Follow the Leader: Student Strikes, School Absenteeism and Persistent Consequences on Educational Outcomes

56 Pages Posted: 20 Jun 2017 Last revised: 9 May 2018

Gonzalo Gaete

University of Warwick, Faculty of Social Studies, Department of Economics

Date Written: April 2018

Abstract

The 2011 Chilean student strikes, led by university students but promptly joined by hundreds of thousands of secondary school students, triggered a significant drop in public secondary school attendance (a decline of about 15 percentage points in all four grades). Attendance returned to normal levels in 2012. Using the type of school that students attended in 2011 as an instrument for school absenteeism, I show that school absenteeism has negative effects on secondary school students’ results in a post-secondary high-stakes math exam and university enrollment rates. Instrumental variables estimations suggest that a 10 percentage point decrease in attendance during secondary school is related to a 9.5 percent of a standard deviation decline in the math exam score, and a 3.2 percentage point reduction in the associated probability of university enrollment. I do not find any significant effect on the high-stakes language exam at the 5 percent level. A key finding is the persistent negative effect of school absenteeism on students' academic performance: this negative effect is present even for those students who sat the high-stakes exams three years after the strikes had ended, that is, after three years of regular schooling following the negative shock to their attendance. These results are not driven by inputs to the education production function that might have been affected by the student strikes, such as disruptiveness at the time of the high-stakes exams, school environment, teachers, class instruction, or class size.

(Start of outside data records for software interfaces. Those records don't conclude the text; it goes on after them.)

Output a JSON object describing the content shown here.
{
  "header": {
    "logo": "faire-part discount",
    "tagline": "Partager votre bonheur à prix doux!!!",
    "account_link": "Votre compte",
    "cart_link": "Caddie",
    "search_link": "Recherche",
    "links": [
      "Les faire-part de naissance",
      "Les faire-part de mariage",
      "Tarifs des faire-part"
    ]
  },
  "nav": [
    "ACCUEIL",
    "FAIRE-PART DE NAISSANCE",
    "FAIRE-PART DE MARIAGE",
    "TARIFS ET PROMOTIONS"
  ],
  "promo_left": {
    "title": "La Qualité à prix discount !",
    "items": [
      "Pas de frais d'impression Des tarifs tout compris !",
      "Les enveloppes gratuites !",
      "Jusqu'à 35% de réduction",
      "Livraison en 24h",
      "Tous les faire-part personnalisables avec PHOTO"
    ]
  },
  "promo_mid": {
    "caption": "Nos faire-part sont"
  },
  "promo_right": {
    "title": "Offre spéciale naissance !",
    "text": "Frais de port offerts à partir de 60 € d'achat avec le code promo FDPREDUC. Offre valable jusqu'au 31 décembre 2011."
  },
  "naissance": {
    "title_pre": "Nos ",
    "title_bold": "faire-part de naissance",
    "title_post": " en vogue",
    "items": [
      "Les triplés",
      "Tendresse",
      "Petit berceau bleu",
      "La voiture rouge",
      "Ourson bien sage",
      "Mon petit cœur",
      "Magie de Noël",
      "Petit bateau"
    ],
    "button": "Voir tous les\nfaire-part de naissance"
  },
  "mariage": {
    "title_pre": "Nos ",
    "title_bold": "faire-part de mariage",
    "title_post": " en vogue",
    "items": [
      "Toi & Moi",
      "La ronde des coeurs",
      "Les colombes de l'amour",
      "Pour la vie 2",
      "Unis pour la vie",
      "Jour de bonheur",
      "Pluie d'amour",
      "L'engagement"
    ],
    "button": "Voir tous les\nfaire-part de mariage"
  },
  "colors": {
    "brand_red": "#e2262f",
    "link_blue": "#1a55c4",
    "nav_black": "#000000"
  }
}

Keywords: Student Strikes, School Absenteeism, Secondary School, Educational Attainment

JEL Classification: I20, I21

Suggested Citation

Gaete, Gonzalo, Follow the Leader: Student Strikes, School Absenteeism and Persistent Consequences on Educational Outcomes (April 2018). Available at SSRN: https://ssrn.com/abstract=2988825 or http://dx.doi.org/10.2139/ssrn.2988825

Gonzalo Gaete (Contact Author)

University of Warwick, Faculty of Social Studies, Department of Economics ( email )

Coventry, CV4 7AL
United Kingdom

Register to save articles to
your library

Register

Paper statistics

Downloads
29
Abstract Views
270
PlumX